Slovenia’s History

Slovenia gained its independence in 1991 and since 2004 it has been a member of the European Union. The country ;lies at the heart of Europe, where the Alps and the Mediterranean meet the Pannonian plains and the mysterious Karst. To the north is Austria; to the east, Hungary; to the south, Croatia; and to the west, Italy; (Mat;Kurja). The country;s people are warm and welcoming and they place high values on their cultural and historical heritage. The economic indicators point out to an economic status above the average of the EU and a tendency for continued and sustained growth. Slovenia is currently the 84th largest economy of the globe with an estimated gross domestic product for 2007 of $57.67 billion (Central Intelligence Agency, 2008).
The total population of Slovenia as estimated in 2007 was of 2,007,711 individuals. Almost all inhabitants know how to read and write and the literacy rate has been estimated around 99.7 percent in 2007. The male to female ratios is of 0.95 as according to the 2008 estimates (Central Intelligence Agency, 2008).
;In 2001, the birth rate was estimated at 9.32 per 1,000 population, while the death rate stood at 9.98 per 1,000, giving Slovenia a negative rate of natural increase.
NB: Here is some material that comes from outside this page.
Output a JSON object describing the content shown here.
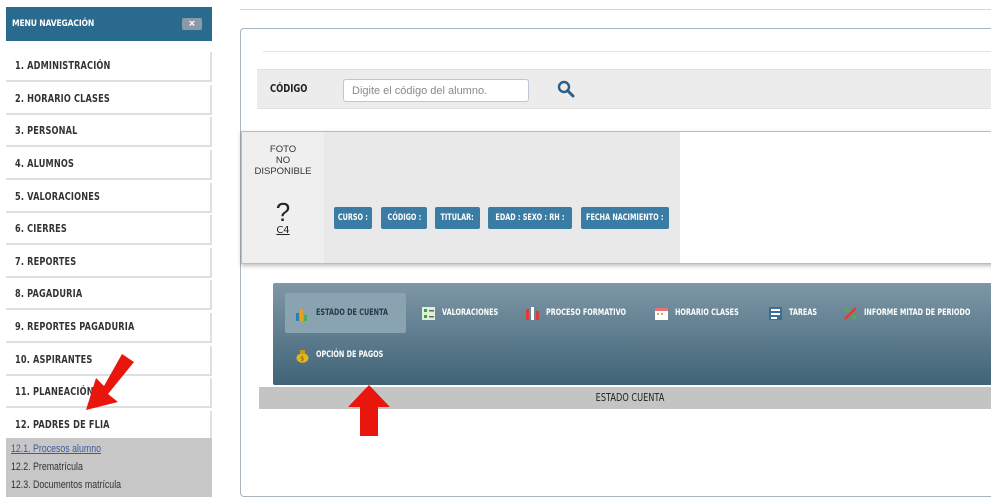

In 2001, however, a positive population growth rate was estimated, partly due to immigration from other former Yugoslav republics; (Nations Encyclopedia, 2007). In 2008, the negative rate of population growth remains still obvious and has a value of -0.088. The birth rate is of 8.99 births per 1,000 individuals and the death rate is of 10.51 deaths per 1,000 inhabitants (Central Intelligence Agency, 2008).
The 2 million individuals in Slovenia are structured in the following age categories:
0 to 14 years ; 13.6 percent of the entire population; out of these, 140,686 are male and